WHAT THE EXERCISE ASKS: If a line of the data below holds the word "want", list it.

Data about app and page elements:
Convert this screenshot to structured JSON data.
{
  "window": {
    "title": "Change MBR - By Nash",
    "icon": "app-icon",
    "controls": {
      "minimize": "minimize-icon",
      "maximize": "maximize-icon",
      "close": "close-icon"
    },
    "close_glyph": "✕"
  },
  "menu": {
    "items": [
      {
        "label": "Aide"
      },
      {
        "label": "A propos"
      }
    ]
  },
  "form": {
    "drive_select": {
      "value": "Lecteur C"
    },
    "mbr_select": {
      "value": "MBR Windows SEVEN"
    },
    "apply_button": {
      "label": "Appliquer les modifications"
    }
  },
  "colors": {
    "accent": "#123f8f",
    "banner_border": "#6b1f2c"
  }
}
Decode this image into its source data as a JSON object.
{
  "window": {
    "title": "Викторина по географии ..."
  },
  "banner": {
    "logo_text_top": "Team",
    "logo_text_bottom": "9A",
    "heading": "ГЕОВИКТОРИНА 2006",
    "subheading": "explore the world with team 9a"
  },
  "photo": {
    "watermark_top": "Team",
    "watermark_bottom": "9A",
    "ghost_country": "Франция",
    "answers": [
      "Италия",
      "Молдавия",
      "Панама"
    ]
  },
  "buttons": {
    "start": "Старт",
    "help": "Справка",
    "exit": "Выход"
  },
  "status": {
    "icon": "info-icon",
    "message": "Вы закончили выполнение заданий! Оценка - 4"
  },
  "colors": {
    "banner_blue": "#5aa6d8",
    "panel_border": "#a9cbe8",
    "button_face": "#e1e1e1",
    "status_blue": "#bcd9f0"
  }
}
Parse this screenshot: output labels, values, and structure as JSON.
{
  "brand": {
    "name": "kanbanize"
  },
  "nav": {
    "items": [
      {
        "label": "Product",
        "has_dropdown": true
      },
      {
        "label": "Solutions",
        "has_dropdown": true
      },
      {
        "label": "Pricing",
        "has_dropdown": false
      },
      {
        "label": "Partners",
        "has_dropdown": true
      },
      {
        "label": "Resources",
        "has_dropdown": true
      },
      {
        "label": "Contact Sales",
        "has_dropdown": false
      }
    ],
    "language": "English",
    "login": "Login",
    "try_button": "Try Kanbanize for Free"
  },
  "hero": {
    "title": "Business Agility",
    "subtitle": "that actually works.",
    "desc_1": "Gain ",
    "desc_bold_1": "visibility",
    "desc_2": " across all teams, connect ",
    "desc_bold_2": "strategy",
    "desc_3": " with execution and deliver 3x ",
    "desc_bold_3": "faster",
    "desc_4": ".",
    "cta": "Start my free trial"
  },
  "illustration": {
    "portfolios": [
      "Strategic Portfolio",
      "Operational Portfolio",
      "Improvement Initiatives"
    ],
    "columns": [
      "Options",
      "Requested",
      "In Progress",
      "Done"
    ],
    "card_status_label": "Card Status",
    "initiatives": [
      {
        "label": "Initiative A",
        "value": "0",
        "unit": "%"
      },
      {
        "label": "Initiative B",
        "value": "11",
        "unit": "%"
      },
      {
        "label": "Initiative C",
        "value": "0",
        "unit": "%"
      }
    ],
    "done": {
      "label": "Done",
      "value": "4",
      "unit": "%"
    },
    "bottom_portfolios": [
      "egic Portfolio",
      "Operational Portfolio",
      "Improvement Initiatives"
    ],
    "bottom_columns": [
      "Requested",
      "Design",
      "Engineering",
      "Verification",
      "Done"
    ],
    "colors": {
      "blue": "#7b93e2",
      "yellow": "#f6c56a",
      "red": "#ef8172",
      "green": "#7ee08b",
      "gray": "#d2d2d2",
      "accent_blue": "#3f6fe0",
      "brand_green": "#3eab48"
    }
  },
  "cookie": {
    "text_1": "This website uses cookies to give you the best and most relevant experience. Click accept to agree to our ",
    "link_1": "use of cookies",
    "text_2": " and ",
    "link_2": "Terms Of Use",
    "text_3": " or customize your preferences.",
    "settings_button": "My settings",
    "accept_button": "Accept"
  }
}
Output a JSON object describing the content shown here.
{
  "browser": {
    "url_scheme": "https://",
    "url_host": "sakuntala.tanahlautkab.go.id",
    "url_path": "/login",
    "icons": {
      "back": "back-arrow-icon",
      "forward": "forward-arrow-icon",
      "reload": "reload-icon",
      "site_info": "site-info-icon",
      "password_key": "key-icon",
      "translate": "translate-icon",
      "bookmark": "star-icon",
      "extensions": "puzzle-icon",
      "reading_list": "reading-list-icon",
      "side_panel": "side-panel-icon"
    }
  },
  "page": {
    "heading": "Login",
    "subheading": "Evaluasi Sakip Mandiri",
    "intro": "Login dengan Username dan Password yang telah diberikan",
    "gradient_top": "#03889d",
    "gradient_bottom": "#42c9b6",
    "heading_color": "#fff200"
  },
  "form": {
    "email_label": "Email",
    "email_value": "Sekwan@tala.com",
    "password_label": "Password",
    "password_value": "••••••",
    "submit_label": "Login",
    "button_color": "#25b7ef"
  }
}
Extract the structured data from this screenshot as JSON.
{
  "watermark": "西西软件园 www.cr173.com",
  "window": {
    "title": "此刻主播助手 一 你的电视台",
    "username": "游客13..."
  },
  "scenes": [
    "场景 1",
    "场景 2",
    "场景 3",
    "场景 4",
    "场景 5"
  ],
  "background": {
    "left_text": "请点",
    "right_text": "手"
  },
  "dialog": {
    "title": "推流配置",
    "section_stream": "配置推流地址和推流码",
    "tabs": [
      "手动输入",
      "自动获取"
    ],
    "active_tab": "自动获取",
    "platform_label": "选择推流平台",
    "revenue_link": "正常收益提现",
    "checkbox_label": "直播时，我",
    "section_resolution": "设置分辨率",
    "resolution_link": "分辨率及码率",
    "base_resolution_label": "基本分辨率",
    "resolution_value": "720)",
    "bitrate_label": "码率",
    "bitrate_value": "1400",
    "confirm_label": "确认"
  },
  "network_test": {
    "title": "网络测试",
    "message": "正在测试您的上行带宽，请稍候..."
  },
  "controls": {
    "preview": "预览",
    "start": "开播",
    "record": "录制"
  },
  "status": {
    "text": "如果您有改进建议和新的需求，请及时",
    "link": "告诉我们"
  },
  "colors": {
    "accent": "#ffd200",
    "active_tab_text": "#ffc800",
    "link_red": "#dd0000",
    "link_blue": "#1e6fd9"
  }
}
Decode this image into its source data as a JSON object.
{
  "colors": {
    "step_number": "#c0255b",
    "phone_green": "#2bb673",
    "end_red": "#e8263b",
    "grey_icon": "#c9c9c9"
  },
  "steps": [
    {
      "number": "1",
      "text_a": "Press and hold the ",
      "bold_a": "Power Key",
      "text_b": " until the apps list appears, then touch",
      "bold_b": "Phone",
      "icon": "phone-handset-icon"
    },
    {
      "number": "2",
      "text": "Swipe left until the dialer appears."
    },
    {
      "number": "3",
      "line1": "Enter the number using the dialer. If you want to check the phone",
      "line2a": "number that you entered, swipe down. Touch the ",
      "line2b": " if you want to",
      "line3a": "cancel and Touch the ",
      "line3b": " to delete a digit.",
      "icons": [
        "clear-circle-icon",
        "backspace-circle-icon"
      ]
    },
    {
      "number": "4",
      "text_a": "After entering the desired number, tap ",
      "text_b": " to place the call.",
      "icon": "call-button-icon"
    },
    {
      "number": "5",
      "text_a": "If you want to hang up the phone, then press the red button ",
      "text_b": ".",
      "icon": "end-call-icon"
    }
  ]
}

RESPONSE:
      "line1": "Enter the number using the dialer. If you want to check the phone",
      "line2b": " if you want to",
      "text_a": "If you want to hang up the phone, then press the red button ",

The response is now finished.